= Beginning of Section =
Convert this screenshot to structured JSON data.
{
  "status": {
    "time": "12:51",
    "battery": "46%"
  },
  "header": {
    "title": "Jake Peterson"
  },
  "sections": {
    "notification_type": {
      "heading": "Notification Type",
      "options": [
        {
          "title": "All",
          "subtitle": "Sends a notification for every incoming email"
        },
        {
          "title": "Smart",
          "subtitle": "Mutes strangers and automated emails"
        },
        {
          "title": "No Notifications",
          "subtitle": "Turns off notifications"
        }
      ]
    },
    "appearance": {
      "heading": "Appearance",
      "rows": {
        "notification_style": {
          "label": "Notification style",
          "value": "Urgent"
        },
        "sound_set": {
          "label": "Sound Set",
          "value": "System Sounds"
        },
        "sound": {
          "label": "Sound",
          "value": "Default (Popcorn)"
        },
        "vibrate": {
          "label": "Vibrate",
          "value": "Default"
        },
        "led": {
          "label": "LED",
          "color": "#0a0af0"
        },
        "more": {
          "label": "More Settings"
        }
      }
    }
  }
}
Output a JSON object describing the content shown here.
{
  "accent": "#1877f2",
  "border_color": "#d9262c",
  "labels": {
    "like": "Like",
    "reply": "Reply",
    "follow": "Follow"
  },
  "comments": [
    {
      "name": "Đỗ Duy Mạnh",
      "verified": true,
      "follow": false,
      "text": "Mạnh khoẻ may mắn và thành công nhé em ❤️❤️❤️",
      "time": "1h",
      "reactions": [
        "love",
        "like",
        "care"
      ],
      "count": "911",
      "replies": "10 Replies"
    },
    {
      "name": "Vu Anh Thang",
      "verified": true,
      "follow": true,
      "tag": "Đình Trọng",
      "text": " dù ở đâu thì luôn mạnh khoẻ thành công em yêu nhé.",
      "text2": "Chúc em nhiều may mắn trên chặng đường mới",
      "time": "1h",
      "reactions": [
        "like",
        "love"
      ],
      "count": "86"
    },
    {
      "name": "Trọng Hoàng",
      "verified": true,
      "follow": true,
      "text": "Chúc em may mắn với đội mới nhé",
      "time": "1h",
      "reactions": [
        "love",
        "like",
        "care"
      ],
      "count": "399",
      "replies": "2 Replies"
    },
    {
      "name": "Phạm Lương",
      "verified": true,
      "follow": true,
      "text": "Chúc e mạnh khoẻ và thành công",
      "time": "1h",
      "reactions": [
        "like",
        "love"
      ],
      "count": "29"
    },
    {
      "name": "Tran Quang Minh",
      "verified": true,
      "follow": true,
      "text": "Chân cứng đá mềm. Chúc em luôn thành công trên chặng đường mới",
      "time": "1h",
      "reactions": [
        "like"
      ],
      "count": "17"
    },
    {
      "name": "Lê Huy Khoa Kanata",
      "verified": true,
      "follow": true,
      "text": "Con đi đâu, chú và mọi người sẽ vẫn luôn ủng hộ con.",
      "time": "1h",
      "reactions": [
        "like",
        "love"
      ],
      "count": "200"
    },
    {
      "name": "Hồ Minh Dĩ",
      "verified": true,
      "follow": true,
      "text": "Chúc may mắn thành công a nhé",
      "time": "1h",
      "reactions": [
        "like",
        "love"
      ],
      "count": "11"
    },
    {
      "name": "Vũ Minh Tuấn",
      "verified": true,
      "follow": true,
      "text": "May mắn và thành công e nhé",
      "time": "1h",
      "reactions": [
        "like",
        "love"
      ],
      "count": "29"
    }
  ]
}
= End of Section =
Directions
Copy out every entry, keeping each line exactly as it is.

Exercise output
Convert this screenshot to structured JSON data.
{
  "status": {
    "time": "12:51",
    "battery": "46%"
  },
  "header": {
    "title": "Jake Peterson"
  },
  "sections": {
    "notification_type": {
      "heading": "Notification Type",
      "options": [
        {
          "title": "All",
          "subtitle": "Sends a notification for every incoming email"
        },
        {
          "title": "Smart",
          "subtitle": "Mutes strangers and automated emails"
        },
        {
          "title": "No Notifications",
          "subtitle": "Turns off notifications"
        }
      ]
    },
    "appearance": {
      "heading": "Appearance",
      "rows": {
        "notification_style": {
          "label": "Notification style",
          "value": "Urgent"
        },
        "sound_set": {
          "label": "Sound Set",
          "value": "System Sounds"
        },
        "sound": {
          "label": "Sound",
          "value": "Default (Popcorn)"
        },
        "vibrate": {
          "label": "Vibrate",
          "value": "Default"
        },
        "led": {
          "label": "LED",
          "color": "#0a0af0"
        },
        "more": {
          "label": "More Settings"
        }
      }
    }
  }
}
Output a JSON object describing the content shown here.
{
  "accent": "#1877f2",
  "border_color": "#d9262c",
  "labels": {
    "like": "Like",
    "reply": "Reply",
    "follow": "Follow"
  },
  "comments": [
    {
      "name": "Đỗ Duy Mạnh",
      "verified": true,
      "follow": false,
      "text": "Mạnh khoẻ may mắn và thành công nhé em ❤️❤️❤️",
      "time": "1h",
      "reactions": [
        "love",
        "like",
        "care"
      ],
      "count": "911",
      "replies": "10 Replies"
    },
    {
      "name": "Vu Anh Thang",
      "verified": true,
      "follow": true,
      "tag": "Đình Trọng",
      "text": " dù ở đâu thì luôn mạnh khoẻ thành công em yêu nhé.",
      "text2": "Chúc em nhiều may mắn trên chặng đường mới",
      "time": "1h",
      "reactions": [
        "like",
        "love"
      ],
      "count": "86"
    },
    {
      "name": "Trọng Hoàng",
      "verified": true,
      "follow": true,
      "text": "Chúc em may mắn với đội mới nhé",
      "time": "1h",
      "reactions": [
        "love",
        "like",
        "care"
      ],
      "count": "399",
      "replies": "2 Replies"
    },
    {
      "name": "Phạm Lương",
      "verified": true,
      "follow": true,
      "text": "Chúc e mạnh khoẻ và thành công",
      "time": "1h",
      "reactions": [
        "like",
        "love"
      ],
      "count": "29"
    },
    {
      "name": "Tran Quang Minh",
      "verified": true,
      "follow": true,
      "text": "Chân cứng đá mềm. Chúc em luôn thành công trên chặng đường mới",
      "time": "1h",
      "reactions": [
        "like"
      ],
      "count": "17"
    },
    {
      "name": "Lê Huy Khoa Kanata",
      "verified": true,
      "follow": true,
      "text": "Con đi đâu, chú và mọi người sẽ vẫn luôn ủng hộ con.",
      "time": "1h",
      "reactions": [
        "like",
        "love"
      ],
      "count": "200"
    },
    {
      "name": "Hồ Minh Dĩ",
      "verified": true,
      "follow": true,
      "text": "Chúc may mắn thành công a nhé",
      "time": "1h",
      "reactions": [
        "like",
        "love"
      ],
      "count": "11"
    },
    {
      "name": "Vũ Minh Tuấn",
      "verified": true,
      "follow": true,
      "text": "May mắn và thành công e nhé",
      "time": "1h",
      "reactions": [
        "like",
        "love"
      ],
      "count": "29"
    }
  ]
}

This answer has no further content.